Start of The input
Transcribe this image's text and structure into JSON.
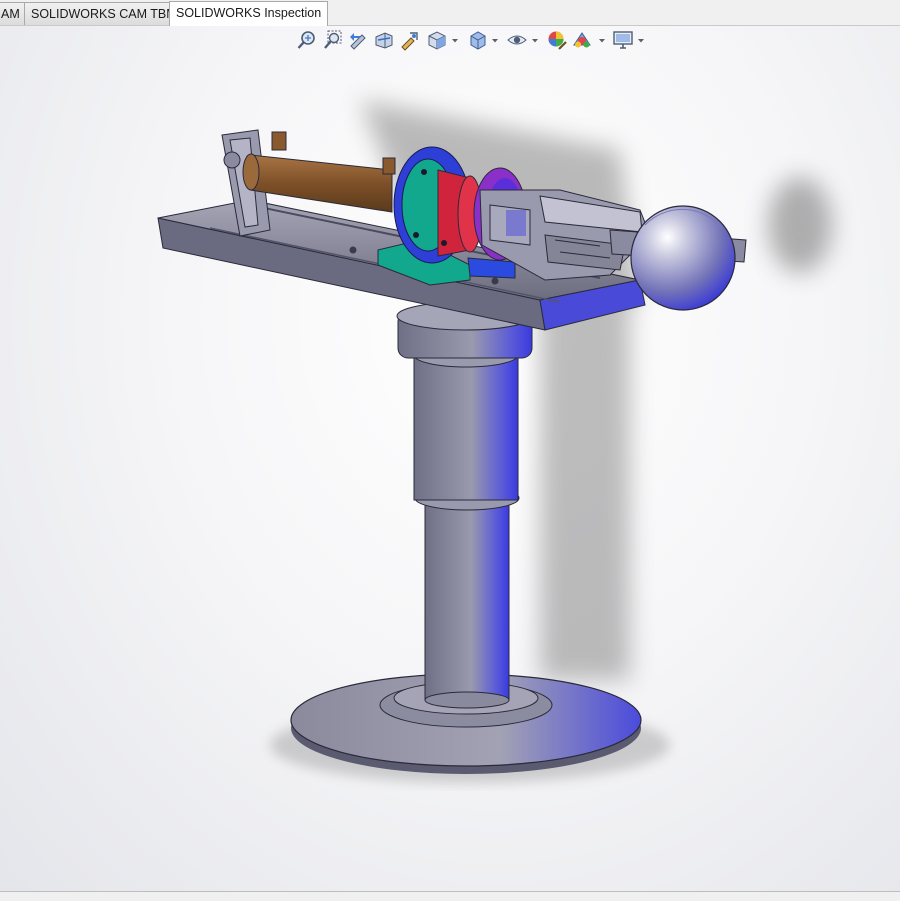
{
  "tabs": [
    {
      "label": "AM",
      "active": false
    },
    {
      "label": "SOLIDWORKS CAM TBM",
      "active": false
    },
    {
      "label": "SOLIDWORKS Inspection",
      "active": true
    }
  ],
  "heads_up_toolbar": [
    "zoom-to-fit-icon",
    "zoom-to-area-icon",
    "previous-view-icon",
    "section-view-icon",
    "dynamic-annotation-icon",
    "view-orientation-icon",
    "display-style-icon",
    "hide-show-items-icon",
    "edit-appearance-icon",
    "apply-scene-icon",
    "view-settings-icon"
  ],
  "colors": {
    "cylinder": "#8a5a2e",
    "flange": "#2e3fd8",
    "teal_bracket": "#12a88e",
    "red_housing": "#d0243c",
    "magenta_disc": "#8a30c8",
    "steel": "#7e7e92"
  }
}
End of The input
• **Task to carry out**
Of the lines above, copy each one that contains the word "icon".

• **Solution to the exercise**
    "zoom-to-fit-icon",
    "zoom-to-area-icon",
    "previous-view-icon",
    "section-view-icon",
    "dynamic-annotation-icon",
    "view-orientation-icon",
    "display-style-icon",
    "hide-show-items-icon",
    "edit-appearance-icon",
    "apply-scene-icon",
    "view-settings-icon"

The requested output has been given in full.